If you’ve ever been lucky enough to see a bald eagle soaring over the shores of Shelburne Bay, you know the sense of awe that these birds command.
Populations of these magnificent birds were decimated in the mid-20th century due in large part to the use of pesticides, DDT in particular. In fact, in the beginning of the 21st century, Vermont was the only one of the lower forty-eight states without nesting bald eagles.
Outreach for Earth Stewardship, a local nonprofit organization dedicated to providing care for injured birds of prey and providing wildlife education, partnered with the U.S. Fish and Wildlife Service, Vermont Department of Fish and Wildlife, the National Wildlife Federation, Central Vermont Public Service Corporation, and dozens of individual citizen volunteers to form what would become the Vermont Bald Eagle Reintroduction Initiative. Thanks to a plan to accelerate the eagles’ return to Vermont by the efforts of the late U.S. Senator Jim Jeffords, funding for the effort was secured.
The goal was to bring nestling bald eagle chicks from other states for Vermont’s future breeding stock. From 2004 to 2007, 19 eaglets were cared for and released under controlled conditions at the Dead Creek Wildlife Management area in Addison, with the hope they would return to nearby locations upon reaching maturity.
The summer of 2015 witnessed the beginning of a nest in Ferrisburgh by a pair of eagles, and this spring, the pair returned to start a family. The location was not the best in terms of privacy, as it was clearly visible from the road and soon attracted birders, photographers, and sightseers. Vermont Fish and Wildlife Department had to post signs warning people not to intrude on the nesting eagles.
As the season progressed, it became evident that there was a single chick in the nest. The farmer on whose land the nest tree was located, neighbors, and the community in general took this new family under their wing. Watching the eagle story unfold, they kept their collective eyes on their birds. Everything went smoothly until the morning of June 21, when the chick reportedly exited the nest and was spotted on the ground.
Warden Dana Joyal called OFES to check in on the nest. OFES founder Craig Newman determined that the nestling was indeed on the ground and had been injured in the fall. The bird was recovered and taken to OFES’s facility for examination.
Newman found the bird had sustained damage to its right wing, including broken primary flight feathers and soft tissue injury to the surrounding area. The broken feather shafts had been further compromised by maggots feeding on the flesh and blood in the emerging feather follicles.
Newman brought the eaglet to Dr. Dan Hament of Richmond Animal Hospital, who along with his staff provided daily treatments to get the wound cleaned out and facilitate healing. The hope was that the much-needed primary wing feathers would regrow and the young bird would not have to wait until the next season’s molt for new feathers.

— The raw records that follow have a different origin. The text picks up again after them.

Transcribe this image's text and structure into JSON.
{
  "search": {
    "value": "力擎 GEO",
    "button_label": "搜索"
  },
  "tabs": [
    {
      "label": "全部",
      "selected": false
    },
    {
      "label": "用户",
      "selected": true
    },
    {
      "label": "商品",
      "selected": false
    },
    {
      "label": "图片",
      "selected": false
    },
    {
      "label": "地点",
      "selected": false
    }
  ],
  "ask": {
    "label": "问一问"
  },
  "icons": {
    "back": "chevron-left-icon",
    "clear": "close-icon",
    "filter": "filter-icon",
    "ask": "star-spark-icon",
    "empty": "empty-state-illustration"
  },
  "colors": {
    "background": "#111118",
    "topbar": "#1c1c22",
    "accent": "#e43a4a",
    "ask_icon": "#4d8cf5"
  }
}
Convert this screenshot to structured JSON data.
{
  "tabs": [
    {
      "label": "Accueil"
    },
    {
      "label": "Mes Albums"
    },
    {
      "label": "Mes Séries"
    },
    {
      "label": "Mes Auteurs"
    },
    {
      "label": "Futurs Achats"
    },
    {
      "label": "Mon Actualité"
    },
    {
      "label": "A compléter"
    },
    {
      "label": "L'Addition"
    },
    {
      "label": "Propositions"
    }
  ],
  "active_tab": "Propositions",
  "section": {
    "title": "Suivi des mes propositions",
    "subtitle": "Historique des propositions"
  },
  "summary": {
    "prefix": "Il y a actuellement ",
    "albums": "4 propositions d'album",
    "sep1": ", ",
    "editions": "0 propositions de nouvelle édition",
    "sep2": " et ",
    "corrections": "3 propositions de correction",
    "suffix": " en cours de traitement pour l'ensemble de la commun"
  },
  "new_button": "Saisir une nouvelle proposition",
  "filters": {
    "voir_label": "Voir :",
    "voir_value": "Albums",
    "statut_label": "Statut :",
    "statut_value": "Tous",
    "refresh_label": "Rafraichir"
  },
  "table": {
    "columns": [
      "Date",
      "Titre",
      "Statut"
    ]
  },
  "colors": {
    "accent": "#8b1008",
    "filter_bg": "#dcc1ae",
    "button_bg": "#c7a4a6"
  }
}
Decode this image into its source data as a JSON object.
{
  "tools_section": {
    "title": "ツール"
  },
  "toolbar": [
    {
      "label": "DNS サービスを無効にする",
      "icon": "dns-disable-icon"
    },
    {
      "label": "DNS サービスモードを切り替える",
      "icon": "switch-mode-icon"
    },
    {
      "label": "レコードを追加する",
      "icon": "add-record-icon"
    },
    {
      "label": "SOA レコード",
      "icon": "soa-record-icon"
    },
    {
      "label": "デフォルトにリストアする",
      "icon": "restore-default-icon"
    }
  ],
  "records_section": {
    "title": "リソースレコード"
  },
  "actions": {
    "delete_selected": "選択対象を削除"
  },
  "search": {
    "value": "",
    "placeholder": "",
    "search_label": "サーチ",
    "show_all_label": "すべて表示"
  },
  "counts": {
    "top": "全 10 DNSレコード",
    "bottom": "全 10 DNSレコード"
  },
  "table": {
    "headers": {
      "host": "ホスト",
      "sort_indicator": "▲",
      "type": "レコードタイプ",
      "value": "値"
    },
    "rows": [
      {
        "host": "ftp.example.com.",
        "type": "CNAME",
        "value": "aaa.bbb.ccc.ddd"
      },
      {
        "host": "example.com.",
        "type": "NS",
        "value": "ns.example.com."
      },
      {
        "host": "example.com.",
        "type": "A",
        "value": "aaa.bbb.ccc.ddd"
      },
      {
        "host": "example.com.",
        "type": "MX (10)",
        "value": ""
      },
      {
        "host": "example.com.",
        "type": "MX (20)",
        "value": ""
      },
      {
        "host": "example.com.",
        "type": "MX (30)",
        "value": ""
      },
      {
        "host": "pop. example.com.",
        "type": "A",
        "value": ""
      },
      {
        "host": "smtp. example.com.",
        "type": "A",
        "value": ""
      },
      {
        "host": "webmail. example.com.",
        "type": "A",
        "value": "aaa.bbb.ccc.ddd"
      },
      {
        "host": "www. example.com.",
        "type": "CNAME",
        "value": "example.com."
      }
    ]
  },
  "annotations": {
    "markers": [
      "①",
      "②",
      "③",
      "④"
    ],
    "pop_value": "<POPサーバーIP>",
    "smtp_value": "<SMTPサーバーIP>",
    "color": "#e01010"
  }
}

The eaglet remained under OFES’s care until the end of July, when it was clear the growing bird needed a larger space to continue on the road to release. It was moved to the Vermont Institute of Natural Science in Quechee, Vt., where it remained until its return to the wild on Oct. 12 at Dead Creek.
The Vermont Bald Eagle Restoration Initiative started as a grassroots community effort and its natural progression has continued to take flight in precisely the way those who brought it to fruition imagined.
Community involvement like the concern for the Ferrisburgh eagles, the ongoing efforts by dedicated raptor rehabilitators, and Vermont citizens who hold dear the amazing beauty of bald eagles, are prime examples of what keep this mission thriving.
The next time you look up and see a bald eagle in flight, keep in mind it is only through all our efforts as members of the community that we will continue to be graced by their beauty.
OFES was established in 1989 and is located on Shelburne Farms. For more information on volunteering or donating to OFES, call 802-985-5612 or go to www.ofesvt.org.